# Your task
How many lines of these entries hold the string "true"? Reply with the number alone.

# Raw data

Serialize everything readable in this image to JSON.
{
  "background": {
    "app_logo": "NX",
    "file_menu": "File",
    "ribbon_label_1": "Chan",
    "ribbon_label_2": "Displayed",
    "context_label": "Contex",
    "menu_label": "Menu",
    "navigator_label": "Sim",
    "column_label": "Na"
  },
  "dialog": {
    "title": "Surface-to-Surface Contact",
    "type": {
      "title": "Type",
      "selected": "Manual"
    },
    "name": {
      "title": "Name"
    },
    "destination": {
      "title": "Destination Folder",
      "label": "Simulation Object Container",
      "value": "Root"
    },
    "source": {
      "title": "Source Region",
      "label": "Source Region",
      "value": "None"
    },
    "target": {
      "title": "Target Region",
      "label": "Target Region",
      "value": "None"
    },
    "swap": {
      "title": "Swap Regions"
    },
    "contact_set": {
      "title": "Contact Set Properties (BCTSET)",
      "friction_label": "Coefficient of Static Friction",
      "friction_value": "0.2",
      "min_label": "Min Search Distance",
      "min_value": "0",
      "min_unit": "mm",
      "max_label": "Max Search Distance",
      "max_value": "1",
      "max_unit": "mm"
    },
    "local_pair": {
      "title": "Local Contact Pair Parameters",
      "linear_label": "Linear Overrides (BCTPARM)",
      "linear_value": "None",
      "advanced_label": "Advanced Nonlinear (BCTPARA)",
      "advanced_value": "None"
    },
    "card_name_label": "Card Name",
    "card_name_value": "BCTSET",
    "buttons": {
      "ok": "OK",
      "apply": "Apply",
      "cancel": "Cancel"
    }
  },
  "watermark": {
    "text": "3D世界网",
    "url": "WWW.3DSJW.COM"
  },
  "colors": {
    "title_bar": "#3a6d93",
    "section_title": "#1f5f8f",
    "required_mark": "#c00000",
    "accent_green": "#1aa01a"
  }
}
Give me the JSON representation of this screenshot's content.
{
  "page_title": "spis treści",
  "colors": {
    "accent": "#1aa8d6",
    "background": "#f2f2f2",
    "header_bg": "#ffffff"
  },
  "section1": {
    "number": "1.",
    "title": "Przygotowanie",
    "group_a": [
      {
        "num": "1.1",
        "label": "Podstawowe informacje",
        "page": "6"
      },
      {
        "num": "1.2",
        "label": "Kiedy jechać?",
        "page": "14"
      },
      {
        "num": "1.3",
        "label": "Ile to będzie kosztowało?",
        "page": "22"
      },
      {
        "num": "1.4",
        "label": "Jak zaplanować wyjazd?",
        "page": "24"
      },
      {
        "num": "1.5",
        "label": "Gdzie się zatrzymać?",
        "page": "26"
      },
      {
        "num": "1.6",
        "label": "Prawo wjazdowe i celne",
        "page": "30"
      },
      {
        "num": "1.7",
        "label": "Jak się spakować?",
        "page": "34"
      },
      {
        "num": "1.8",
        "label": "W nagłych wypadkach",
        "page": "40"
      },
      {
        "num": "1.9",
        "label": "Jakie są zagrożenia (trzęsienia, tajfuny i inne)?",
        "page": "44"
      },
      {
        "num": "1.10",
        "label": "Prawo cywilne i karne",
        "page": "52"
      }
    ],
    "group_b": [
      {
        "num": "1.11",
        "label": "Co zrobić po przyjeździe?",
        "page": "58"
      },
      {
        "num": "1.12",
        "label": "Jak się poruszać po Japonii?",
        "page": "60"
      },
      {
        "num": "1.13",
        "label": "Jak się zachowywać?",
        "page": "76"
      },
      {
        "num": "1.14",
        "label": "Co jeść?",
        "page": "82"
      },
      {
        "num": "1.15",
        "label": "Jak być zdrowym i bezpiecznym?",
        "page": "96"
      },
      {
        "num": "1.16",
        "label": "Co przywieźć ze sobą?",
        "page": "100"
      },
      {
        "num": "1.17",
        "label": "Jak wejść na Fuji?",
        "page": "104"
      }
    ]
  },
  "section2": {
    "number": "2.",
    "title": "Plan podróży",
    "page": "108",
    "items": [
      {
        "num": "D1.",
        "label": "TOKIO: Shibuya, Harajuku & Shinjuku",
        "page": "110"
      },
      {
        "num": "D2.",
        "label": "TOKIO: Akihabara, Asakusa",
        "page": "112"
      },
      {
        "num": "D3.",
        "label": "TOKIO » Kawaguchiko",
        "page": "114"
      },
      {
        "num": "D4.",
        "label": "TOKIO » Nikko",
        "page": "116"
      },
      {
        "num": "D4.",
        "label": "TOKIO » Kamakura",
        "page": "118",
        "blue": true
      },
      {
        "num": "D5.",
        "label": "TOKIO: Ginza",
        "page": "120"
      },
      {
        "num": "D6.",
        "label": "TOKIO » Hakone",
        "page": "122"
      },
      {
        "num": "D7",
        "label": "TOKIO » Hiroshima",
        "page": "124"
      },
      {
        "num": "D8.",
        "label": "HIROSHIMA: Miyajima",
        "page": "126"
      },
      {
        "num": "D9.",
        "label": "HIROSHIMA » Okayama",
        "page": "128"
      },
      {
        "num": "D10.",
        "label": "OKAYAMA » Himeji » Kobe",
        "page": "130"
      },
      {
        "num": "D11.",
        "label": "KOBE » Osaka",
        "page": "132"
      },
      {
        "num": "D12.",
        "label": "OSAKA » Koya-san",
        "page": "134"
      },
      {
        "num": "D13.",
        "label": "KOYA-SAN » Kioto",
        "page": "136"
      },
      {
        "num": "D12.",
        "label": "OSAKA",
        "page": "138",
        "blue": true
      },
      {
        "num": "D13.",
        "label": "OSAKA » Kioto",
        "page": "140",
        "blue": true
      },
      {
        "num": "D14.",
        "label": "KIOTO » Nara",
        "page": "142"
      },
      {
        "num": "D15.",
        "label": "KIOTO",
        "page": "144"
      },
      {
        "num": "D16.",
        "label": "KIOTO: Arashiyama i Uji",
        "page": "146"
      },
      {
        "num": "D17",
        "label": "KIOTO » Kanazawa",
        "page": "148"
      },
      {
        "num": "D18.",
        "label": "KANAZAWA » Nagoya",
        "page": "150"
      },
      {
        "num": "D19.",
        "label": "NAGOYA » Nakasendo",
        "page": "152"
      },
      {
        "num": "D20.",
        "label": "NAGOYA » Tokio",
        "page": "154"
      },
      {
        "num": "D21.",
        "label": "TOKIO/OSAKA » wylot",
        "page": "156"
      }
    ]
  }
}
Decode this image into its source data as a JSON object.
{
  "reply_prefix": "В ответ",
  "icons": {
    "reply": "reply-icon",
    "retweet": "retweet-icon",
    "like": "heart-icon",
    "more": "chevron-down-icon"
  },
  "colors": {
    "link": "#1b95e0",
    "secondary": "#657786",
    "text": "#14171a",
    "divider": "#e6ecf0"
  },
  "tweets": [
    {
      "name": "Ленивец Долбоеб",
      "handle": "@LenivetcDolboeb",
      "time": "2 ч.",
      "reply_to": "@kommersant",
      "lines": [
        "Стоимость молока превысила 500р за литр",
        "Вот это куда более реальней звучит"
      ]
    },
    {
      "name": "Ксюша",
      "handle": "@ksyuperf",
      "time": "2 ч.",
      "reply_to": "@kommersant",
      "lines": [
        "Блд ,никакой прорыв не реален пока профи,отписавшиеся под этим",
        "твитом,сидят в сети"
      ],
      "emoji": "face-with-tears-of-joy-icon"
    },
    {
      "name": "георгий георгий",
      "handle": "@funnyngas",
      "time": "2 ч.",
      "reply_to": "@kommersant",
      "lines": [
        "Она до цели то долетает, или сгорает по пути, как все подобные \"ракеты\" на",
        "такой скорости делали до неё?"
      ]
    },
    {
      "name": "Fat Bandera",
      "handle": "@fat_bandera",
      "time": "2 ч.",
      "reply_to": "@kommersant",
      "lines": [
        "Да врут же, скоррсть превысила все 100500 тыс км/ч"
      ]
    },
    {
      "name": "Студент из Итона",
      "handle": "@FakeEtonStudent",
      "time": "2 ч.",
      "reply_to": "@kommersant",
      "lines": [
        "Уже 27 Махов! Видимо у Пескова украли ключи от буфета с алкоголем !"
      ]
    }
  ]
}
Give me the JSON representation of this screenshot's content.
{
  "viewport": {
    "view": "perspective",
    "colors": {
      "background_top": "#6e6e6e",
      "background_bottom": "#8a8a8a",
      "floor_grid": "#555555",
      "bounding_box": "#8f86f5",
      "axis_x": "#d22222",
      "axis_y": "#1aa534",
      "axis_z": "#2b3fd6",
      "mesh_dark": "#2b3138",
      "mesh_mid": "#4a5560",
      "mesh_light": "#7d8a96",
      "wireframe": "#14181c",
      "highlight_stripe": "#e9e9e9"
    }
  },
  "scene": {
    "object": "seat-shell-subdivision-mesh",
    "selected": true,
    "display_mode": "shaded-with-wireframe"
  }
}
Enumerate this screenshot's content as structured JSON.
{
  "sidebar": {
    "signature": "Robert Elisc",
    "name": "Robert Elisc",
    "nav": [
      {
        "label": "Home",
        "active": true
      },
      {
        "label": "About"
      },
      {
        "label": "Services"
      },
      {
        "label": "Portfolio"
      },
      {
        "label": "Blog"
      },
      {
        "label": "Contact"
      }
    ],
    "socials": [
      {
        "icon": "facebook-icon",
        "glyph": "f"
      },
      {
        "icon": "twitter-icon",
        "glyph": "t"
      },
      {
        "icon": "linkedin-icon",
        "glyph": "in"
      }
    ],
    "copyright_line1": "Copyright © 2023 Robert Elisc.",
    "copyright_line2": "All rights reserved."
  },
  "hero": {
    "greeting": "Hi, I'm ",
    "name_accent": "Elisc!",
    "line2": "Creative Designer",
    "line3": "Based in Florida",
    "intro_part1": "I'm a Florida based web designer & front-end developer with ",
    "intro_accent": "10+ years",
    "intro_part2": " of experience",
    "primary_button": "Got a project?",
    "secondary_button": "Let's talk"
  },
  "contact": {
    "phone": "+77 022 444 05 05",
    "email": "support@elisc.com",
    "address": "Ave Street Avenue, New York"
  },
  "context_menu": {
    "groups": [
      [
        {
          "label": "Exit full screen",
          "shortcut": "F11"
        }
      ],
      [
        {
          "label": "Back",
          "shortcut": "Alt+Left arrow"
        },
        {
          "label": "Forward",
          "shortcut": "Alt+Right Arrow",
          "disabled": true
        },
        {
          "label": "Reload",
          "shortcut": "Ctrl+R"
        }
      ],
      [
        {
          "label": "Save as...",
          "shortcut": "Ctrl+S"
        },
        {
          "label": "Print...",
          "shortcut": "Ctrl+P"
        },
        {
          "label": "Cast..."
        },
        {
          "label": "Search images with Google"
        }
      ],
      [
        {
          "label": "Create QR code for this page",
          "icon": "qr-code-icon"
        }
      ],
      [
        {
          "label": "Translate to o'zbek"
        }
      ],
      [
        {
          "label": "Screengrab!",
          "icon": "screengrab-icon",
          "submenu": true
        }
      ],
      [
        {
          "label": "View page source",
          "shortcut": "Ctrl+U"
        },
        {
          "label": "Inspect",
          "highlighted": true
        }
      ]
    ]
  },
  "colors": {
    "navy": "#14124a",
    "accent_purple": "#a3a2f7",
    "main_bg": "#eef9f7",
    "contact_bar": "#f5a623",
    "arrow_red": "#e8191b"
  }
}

# Written answer
8